• [EXERCISE OBJECTIVE] Scan the records below. Copy every line in which the word "have" appears.

(PROVIDED ENTRIES begins)

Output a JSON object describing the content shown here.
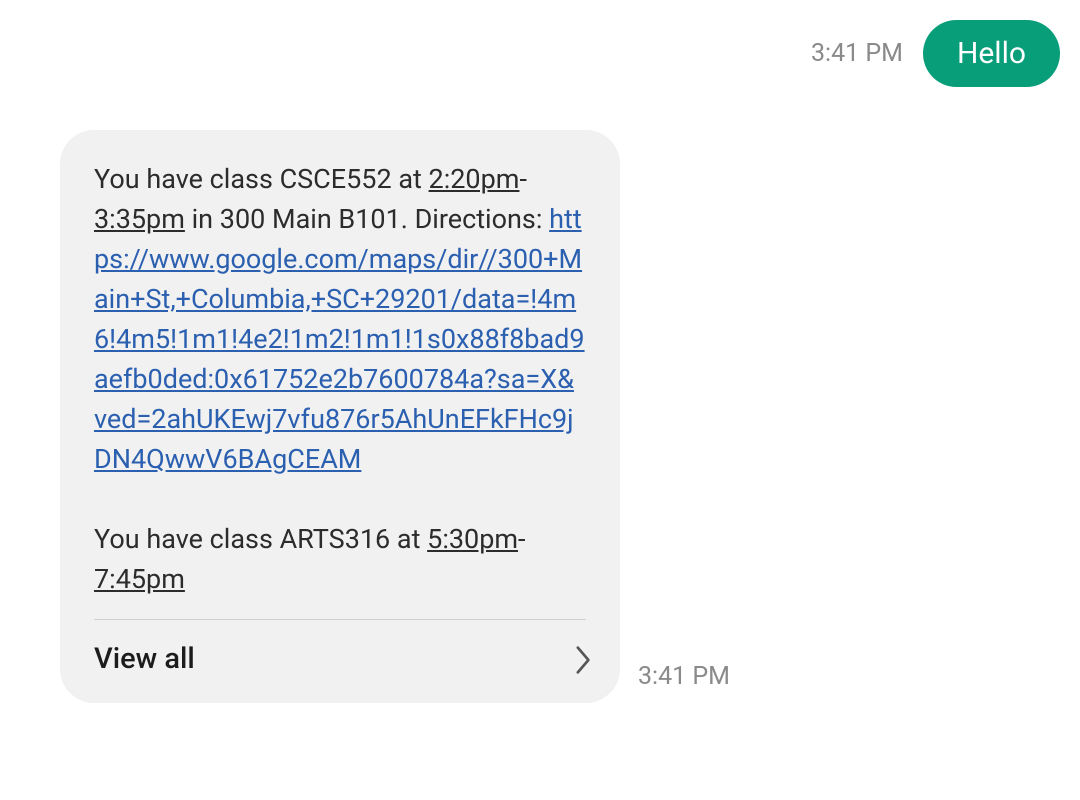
{
  "outgoing": {
    "text": "Hello",
    "time": "3:41 PM"
  },
  "incoming": {
    "time": "3:41 PM",
    "class1_prefix": "You have class CSCE552 at ",
    "class1_time": "2:20pm",
    "class1_dash": "-",
    "class1_time2": "3:35pm",
    "class1_loc": " in 300 Main B101. Directions: ",
    "link": "https://www.google.com/maps/dir//300+Main+St,+Columbia,+SC+29201/data=!4m6!4m5!1m1!4e2!1m2!1m1!1s0x88f8bad9aefb0ded:0x61752e2b7600784a?sa=X&ved=2ahUKEwj7vfu876r5AhUnEFkFHc9jDN4QwwV6BAgCEAM",
    "class2_prefix": "You have class ARTS316 at ",
    "class2_time": "5:30pm",
    "class2_dash": "-",
    "class2_time2": "7:45pm"
  },
  "view_all_label": "View all"
}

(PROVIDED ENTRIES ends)

• [SOLUTION FOR THIS PROBLEM]
    "class1_prefix": "You have class CSCE552 at ",
    "class2_prefix": "You have class ARTS316 at ",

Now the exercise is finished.